Doses of ZMapp that helped cure two Americans at Emory in Atlanta are exhausted. TKM-Ebloa has showed some promise and is on fast track for development. Brincidofovir, another antiviral did not help Mr. Eric Duncan in Dallas; maybe it was belated by too many days. No, there is no cure for Ebola yet! Two vaccines (one developed in the USA and the other in Canada) are being tested, and only time shall tell — time, however, is not plentiful, especially for the people of West Africa.

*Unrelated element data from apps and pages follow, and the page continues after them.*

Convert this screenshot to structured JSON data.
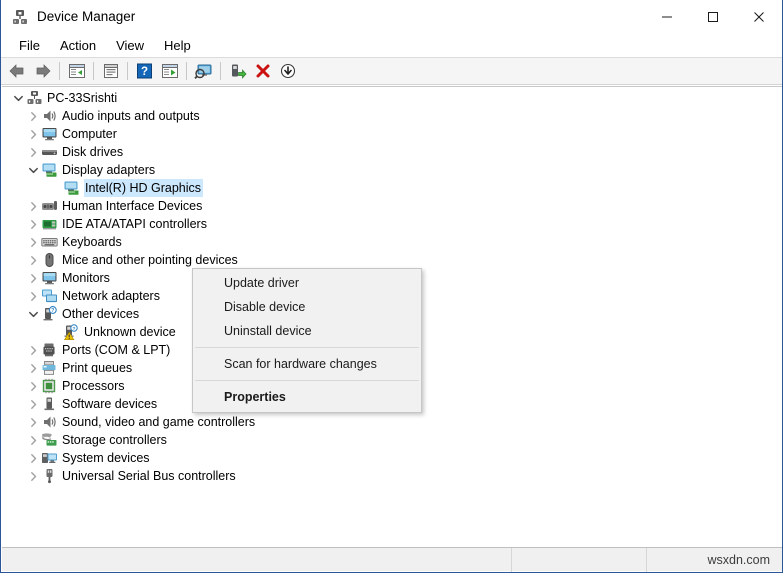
{
  "window": {
    "title": "Device Manager",
    "icon": "device-manager-icon",
    "accent_border": "#2b5797",
    "selection_color": "#cce8ff"
  },
  "caption": {
    "minimize": "—",
    "maximize": "□",
    "close": "✕"
  },
  "menubar": {
    "items": [
      {
        "label": "File"
      },
      {
        "label": "Action"
      },
      {
        "label": "View"
      },
      {
        "label": "Help"
      }
    ]
  },
  "toolbar": {
    "buttons": [
      {
        "name": "back-icon",
        "tip": "Back"
      },
      {
        "name": "forward-icon",
        "tip": "Forward"
      },
      {
        "name": "show-hide-console-tree-icon",
        "tip": "Show/Hide console tree"
      },
      {
        "name": "properties-icon",
        "tip": "Properties"
      },
      {
        "name": "help-icon",
        "tip": "Help"
      },
      {
        "name": "update-driver-icon",
        "tip": "Update driver"
      },
      {
        "name": "scan-hardware-changes-icon",
        "tip": "Scan for hardware changes"
      },
      {
        "name": "enable-device-icon",
        "tip": "Enable device"
      },
      {
        "name": "uninstall-device-icon",
        "tip": "Uninstall device"
      },
      {
        "name": "disable-device-icon",
        "tip": "Disable device"
      }
    ]
  },
  "tree": {
    "items": [
      {
        "label": "PC-33Srishti",
        "level": 0,
        "expander": "expanded",
        "icon": "computer-root-icon",
        "selected": false
      },
      {
        "label": "Audio inputs and outputs",
        "level": 1,
        "expander": "collapsed",
        "icon": "speaker-icon",
        "selected": false
      },
      {
        "label": "Computer",
        "level": 1,
        "expander": "collapsed",
        "icon": "monitor-icon",
        "selected": false
      },
      {
        "label": "Disk drives",
        "level": 1,
        "expander": "collapsed",
        "icon": "disk-drive-icon",
        "selected": false
      },
      {
        "label": "Display adapters",
        "level": 1,
        "expander": "expanded",
        "icon": "display-adapter-icon",
        "selected": false
      },
      {
        "label": "Intel(R) HD Graphics",
        "level": 2,
        "expander": "none",
        "icon": "display-adapter-icon",
        "selected": true
      },
      {
        "label": "Human Interface Devices",
        "level": 1,
        "expander": "collapsed",
        "icon": "hid-icon",
        "selected": false
      },
      {
        "label": "IDE ATA/ATAPI controllers",
        "level": 1,
        "expander": "collapsed",
        "icon": "ide-controller-icon",
        "selected": false
      },
      {
        "label": "Keyboards",
        "level": 1,
        "expander": "collapsed",
        "icon": "keyboard-icon",
        "selected": false
      },
      {
        "label": "Mice and other pointing devices",
        "level": 1,
        "expander": "collapsed",
        "icon": "mouse-icon",
        "selected": false
      },
      {
        "label": "Monitors",
        "level": 1,
        "expander": "collapsed",
        "icon": "monitor-icon",
        "selected": false
      },
      {
        "label": "Network adapters",
        "level": 1,
        "expander": "collapsed",
        "icon": "network-adapter-icon",
        "selected": false
      },
      {
        "label": "Other devices",
        "level": 1,
        "expander": "expanded",
        "icon": "other-device-icon",
        "selected": false
      },
      {
        "label": "Unknown device",
        "level": 2,
        "expander": "none",
        "icon": "unknown-device-warning-icon",
        "selected": false
      },
      {
        "label": "Ports (COM & LPT)",
        "level": 1,
        "expander": "collapsed",
        "icon": "port-icon",
        "selected": false
      },
      {
        "label": "Print queues",
        "level": 1,
        "expander": "collapsed",
        "icon": "printer-icon",
        "selected": false
      },
      {
        "label": "Processors",
        "level": 1,
        "expander": "collapsed",
        "icon": "processor-icon",
        "selected": false
      },
      {
        "label": "Software devices",
        "level": 1,
        "expander": "collapsed",
        "icon": "software-device-icon",
        "selected": false
      },
      {
        "label": "Sound, video and game controllers",
        "level": 1,
        "expander": "collapsed",
        "icon": "speaker-icon",
        "selected": false
      },
      {
        "label": "Storage controllers",
        "level": 1,
        "expander": "collapsed",
        "icon": "storage-controller-icon",
        "selected": false
      },
      {
        "label": "System devices",
        "level": 1,
        "expander": "collapsed",
        "icon": "system-device-icon",
        "selected": false
      },
      {
        "label": "Universal Serial Bus controllers",
        "level": 1,
        "expander": "collapsed",
        "icon": "usb-icon",
        "selected": false
      }
    ]
  },
  "context_menu": {
    "items": [
      {
        "label": "Update driver",
        "bold": false,
        "separator_after": false
      },
      {
        "label": "Disable device",
        "bold": false,
        "separator_after": false
      },
      {
        "label": "Uninstall device",
        "bold": false,
        "separator_after": true
      },
      {
        "label": "Scan for hardware changes",
        "bold": false,
        "separator_after": true
      },
      {
        "label": "Properties",
        "bold": true,
        "separator_after": false
      }
    ]
  },
  "statusbar": {
    "main": "",
    "middle": "",
    "watermark": "wsxdn.com"
  }
}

And it is to West Africa that we must turn our attention. Until the epidemiological principles are satisfied and at least 70 per cent of the patients with Ebola are cared for appropriately, the epidemic is here to stay and we’d better anticipate its eventual arrival on a larger scale, continue vigilance, screen arrivals at airports and at hospitals and clinics, and plan for the worst.
Dr. Mohammad (Akhtarazaman) Zaman, is a board-certified allergy, asthma, immunology specialist at Canton-Potsdam Hospital with an office in the E. J. Noble Professional Building in Canton. Earlier in 2014, Dr. Zaman was appointed to serve on the Integrative Medicine Committee, Sports Medicine Committee, and Indoor Environment Committee of the American College of Allergy, Asthma, & Immunology, the national professional association representing 5,700 allergists/immunologists. He writes frequently about health issues, especially about the body’s ability to fight off disease. Dr. Zaman may be contacted at 315-714-3170.